Recorded data

==================================================

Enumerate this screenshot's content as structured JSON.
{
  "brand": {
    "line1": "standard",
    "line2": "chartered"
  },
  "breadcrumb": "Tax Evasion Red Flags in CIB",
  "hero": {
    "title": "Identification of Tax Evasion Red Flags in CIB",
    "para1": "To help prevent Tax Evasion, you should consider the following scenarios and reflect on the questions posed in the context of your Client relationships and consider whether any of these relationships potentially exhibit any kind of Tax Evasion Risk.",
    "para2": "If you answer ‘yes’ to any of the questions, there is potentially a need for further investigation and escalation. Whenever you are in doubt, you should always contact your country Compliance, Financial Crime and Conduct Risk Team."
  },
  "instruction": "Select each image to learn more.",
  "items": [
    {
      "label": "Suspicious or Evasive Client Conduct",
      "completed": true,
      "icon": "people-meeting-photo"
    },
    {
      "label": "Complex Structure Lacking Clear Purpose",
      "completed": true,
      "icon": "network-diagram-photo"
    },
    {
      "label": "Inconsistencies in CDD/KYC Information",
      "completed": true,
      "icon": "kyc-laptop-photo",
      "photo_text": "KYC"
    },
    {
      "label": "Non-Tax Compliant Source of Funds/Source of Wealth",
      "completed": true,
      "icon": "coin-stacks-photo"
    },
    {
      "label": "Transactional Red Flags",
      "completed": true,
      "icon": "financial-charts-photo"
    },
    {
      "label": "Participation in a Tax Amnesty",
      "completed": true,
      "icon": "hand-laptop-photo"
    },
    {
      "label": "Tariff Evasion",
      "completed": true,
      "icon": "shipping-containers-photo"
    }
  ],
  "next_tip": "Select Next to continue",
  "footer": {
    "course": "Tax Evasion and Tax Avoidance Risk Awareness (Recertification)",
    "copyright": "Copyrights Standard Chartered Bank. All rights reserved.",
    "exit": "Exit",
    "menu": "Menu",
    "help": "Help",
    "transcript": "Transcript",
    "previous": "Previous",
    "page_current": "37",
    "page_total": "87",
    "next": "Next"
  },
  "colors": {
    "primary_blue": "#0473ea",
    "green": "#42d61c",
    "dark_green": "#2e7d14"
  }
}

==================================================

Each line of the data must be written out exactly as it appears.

* Written solution
Enumerate this screenshot's content as structured JSON.
{
  "brand": {
    "line1": "standard",
    "line2": "chartered"
  },
  "breadcrumb": "Tax Evasion Red Flags in CIB",
  "hero": {
    "title": "Identification of Tax Evasion Red Flags in CIB",
    "para1": "To help prevent Tax Evasion, you should consider the following scenarios and reflect on the questions posed in the context of your Client relationships and consider whether any of these relationships potentially exhibit any kind of Tax Evasion Risk.",
    "para2": "If you answer ‘yes’ to any of the questions, there is potentially a need for further investigation and escalation. Whenever you are in doubt, you should always contact your country Compliance, Financial Crime and Conduct Risk Team."
  },
  "instruction": "Select each image to learn more.",
  "items": [
    {
      "label": "Suspicious or Evasive Client Conduct",
      "completed": true,
      "icon": "people-meeting-photo"
    },
    {
      "label": "Complex Structure Lacking Clear Purpose",
      "completed": true,
      "icon": "network-diagram-photo"
    },
    {
      "label": "Inconsistencies in CDD/KYC Information",
      "completed": true,
      "icon": "kyc-laptop-photo",
      "photo_text": "KYC"
    },
    {
      "label": "Non-Tax Compliant Source of Funds/Source of Wealth",
      "completed": true,
      "icon": "coin-stacks-photo"
    },
    {
      "label": "Transactional Red Flags",
      "completed": true,
      "icon": "financial-charts-photo"
    },
    {
      "label": "Participation in a Tax Amnesty",
      "completed": true,
      "icon": "hand-laptop-photo"
    },
    {
      "label": "Tariff Evasion",
      "completed": true,
      "icon": "shipping-containers-photo"
    }
  ],
  "next_tip": "Select Next to continue",
  "footer": {
    "course": "Tax Evasion and Tax Avoidance Risk Awareness (Recertification)",
    "copyright": "Copyrights Standard Chartered Bank. All rights reserved.",
    "exit": "Exit",
    "menu": "Menu",
    "help": "Help",
    "transcript": "Transcript",
    "previous": "Previous",
    "page_current": "37",
    "page_total": "87",
    "next": "Next"
  },
  "colors": {
    "primary_blue": "#0473ea",
    "green": "#42d61c",
    "dark_green": "#2e7d14"
  }
}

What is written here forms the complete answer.